So as you’re settling down, think of yourself as being like a lawyer, trying to convince yourself to stay here, remembering your reasons for staying here. Get everybody on board. When the mind finally does stay with the breath and it seems like it’s settling down, then you’re more like a musician. There’s less need to persuade the mind to actually stay here. The use of your memory and your will gets a lot more fine-tuned: Just remembering enough to keep the mind with the breath and willing it just enough to keep it pointed in the right direction. You’re getting a higher use out of these three functions of mind, and this way you strengthen your practice again.

This brings you to the strength of concentration. Mindfulness is not a state of mind free of agendas. It has a very strong agenda: You want to move the mind to stillness because you realize that this is an essential part of the path. The function of mindfulness is to remember that, so you don’t forget where you are and you don’t forget your purpose for being here. You don’t forget how to stay here.

So you evaluate how things are going and make adjustments as is necessary. That helps you to settle down. The mind can then move in with the breath, get a sense of unification with it, getting into strong states of concentration. That really strengthens your practice and strengthens your sense of well-being right now.

Then there’s the strength of discernment. As you watch what you’re doing and you notice what’s skillful and unskillful, that use of evaluation and concentration actually becomes an important part of discernment. It’s how the two qualities go together. Ajaan Suwat would often speak of this. He’d say, make it your signal in your mind, something that you keep focusing on: Where is the disturbance? Where is there stress? That’s something that needs to be looked into. That’s where you’re going to find ignorance. Where is there anything in the mind that’s disturbing your peace? That’s the problem. The peace itself is what you rely on so that you can see things clearly.

You need the strength to see them clearly—the strength to want to look at them. If you’re not feeling well-nourished by the breath, if your good committee members are feeling weak, you’re not going to be willing to look into the mind’s problems. You’re a lot more likely to want to place the blame on things outside. The mind claims that the reason it’s not at peace is because of this or that disturbance from somebody else, something else outside. But as you develop a sense of well-being inside, you see more and more that the real issue is not so much what’s happening outside, it’s what’s happening inside. It’s not that you’re placing blame inside. You’re simply pointing out that this is where your opportunity for solving the problem is.

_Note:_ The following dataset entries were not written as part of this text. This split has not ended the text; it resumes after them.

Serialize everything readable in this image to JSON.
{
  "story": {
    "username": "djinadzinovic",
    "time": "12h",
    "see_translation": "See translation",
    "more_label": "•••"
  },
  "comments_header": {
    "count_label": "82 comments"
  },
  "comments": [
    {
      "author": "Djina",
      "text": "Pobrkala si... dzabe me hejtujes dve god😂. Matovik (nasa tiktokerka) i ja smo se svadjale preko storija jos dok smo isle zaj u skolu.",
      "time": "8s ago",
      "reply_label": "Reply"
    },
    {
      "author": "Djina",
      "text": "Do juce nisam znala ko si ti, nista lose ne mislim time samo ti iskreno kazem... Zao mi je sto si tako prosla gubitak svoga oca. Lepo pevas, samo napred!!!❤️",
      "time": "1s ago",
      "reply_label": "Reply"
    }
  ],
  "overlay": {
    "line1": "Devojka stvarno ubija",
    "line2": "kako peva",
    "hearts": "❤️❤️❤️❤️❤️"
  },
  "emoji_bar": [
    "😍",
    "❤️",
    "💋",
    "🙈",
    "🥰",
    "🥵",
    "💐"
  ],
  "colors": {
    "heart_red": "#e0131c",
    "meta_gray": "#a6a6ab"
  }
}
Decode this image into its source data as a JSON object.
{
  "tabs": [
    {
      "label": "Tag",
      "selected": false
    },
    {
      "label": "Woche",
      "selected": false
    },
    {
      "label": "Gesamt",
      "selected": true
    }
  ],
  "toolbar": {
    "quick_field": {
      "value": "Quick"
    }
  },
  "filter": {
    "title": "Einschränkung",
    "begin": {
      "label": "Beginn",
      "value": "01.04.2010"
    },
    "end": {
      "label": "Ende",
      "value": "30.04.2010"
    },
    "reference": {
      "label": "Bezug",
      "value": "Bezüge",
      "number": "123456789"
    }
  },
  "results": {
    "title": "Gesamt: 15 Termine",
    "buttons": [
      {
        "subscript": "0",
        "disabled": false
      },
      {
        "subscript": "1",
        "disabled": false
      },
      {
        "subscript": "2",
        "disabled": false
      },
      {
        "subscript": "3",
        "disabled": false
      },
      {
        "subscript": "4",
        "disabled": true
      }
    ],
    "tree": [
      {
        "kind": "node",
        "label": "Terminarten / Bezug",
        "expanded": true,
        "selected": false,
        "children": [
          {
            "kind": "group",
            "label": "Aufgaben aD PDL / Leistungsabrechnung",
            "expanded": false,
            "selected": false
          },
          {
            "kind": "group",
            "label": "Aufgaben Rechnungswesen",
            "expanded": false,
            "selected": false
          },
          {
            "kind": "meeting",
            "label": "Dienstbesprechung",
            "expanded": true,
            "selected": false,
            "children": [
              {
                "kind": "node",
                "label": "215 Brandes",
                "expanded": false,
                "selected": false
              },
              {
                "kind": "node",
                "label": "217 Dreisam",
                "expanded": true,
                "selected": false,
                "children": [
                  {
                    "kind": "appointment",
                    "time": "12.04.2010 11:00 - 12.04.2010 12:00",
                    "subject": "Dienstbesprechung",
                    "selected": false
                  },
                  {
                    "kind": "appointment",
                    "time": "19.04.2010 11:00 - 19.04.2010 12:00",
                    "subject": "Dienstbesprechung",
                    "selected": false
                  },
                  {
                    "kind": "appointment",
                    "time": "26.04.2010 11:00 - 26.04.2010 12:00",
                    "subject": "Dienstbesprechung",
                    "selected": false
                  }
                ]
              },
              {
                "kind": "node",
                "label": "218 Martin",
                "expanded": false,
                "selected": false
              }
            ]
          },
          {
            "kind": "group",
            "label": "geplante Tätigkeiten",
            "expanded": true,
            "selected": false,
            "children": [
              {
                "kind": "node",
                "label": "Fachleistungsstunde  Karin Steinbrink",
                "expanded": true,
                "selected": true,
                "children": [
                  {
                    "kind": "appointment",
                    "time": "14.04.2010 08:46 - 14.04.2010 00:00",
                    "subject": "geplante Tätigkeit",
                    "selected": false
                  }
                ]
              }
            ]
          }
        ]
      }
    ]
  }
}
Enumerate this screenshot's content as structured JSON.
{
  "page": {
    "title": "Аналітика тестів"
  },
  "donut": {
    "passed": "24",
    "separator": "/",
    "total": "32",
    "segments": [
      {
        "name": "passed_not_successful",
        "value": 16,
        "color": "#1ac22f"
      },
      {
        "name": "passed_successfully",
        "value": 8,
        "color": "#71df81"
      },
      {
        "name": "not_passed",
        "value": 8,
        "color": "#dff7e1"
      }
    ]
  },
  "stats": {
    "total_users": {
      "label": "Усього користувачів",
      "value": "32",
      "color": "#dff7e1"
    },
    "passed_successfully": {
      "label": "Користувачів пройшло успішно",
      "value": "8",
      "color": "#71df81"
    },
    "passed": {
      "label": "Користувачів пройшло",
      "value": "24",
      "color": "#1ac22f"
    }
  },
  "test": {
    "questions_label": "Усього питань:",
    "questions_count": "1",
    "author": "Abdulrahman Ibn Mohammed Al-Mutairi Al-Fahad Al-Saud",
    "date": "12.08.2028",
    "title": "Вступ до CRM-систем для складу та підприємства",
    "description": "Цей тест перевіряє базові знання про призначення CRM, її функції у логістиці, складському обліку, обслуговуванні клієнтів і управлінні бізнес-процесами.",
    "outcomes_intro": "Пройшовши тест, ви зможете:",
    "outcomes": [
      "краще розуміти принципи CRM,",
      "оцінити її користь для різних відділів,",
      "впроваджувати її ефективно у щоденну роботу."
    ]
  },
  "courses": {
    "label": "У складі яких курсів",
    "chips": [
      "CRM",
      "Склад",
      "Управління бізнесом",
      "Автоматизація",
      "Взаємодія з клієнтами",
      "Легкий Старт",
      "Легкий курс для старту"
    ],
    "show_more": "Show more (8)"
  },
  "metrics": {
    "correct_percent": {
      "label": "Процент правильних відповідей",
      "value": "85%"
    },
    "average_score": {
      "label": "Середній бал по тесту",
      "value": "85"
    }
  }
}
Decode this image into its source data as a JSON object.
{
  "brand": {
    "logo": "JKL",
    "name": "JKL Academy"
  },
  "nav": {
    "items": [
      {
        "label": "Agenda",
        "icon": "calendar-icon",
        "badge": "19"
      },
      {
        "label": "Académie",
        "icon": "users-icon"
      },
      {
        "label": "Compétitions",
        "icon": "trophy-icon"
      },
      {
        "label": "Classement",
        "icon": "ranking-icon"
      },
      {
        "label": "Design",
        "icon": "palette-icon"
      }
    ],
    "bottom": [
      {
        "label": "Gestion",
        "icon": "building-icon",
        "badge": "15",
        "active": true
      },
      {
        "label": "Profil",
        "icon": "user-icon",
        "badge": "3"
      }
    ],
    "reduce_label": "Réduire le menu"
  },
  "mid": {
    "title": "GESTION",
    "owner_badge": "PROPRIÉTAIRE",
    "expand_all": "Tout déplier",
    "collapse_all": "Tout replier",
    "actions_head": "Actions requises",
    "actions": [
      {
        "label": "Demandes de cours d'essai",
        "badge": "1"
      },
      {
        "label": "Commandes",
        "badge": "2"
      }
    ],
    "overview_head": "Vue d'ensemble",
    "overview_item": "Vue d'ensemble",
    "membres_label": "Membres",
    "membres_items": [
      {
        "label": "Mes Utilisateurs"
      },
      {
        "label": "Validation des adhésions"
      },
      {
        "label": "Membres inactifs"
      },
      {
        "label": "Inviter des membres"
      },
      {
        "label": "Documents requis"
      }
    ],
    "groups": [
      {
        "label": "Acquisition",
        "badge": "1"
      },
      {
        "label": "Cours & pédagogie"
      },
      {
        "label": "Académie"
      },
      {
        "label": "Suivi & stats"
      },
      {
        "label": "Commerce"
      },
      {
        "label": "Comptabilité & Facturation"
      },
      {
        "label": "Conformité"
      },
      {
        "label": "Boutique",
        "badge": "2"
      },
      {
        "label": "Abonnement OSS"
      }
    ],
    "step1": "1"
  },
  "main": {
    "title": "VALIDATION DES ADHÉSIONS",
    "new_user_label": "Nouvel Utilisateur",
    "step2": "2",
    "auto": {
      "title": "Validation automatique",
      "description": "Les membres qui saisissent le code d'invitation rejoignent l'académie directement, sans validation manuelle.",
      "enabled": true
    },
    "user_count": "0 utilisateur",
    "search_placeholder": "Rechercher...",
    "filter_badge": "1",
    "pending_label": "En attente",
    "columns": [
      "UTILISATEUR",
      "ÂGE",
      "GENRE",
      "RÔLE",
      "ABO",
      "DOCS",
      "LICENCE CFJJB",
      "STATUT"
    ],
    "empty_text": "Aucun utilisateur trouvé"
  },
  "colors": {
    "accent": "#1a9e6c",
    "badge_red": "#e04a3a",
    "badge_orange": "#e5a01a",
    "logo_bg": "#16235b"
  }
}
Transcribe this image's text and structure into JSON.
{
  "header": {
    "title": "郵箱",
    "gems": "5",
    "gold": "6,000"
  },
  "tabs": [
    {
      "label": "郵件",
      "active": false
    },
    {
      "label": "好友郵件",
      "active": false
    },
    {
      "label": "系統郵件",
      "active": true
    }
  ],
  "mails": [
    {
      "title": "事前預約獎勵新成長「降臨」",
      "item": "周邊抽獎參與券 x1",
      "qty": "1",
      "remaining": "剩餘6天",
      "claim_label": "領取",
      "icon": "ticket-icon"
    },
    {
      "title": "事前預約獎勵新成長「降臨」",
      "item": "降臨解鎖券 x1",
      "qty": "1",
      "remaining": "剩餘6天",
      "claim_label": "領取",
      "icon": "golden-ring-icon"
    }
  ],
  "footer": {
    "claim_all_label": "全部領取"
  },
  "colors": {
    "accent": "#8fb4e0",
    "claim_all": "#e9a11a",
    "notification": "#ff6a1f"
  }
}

The other day someone was asking why it is that we keep focusing on the problems inside. Aren’t there problems outside? Of course there are problems outside, but the reason why your mind is weighed down is because of the problems inside. And those are problems you can do something about. If you haven’t straightened out the problems inside, you probably have a pretty messy idea of how to straighten out things outside. Sometimes, in your efforts to straighten out outside things, you make them worse.

So you want to be confident that you’re coming from a good place: a place of strength, a position of strength, a position of well-being. That’s why we look inside to see where there’s stress and what can be done about it. Then all the good parts of the mind become strong.

Your conviction, your persistence, mindfulness, concentration, discernment: Keep focusing them inside here. As I said, the weather is helping us tonight. The drizzle outside is like a blanket. It gives you a sense of security, and allows you to focus all your attention inside.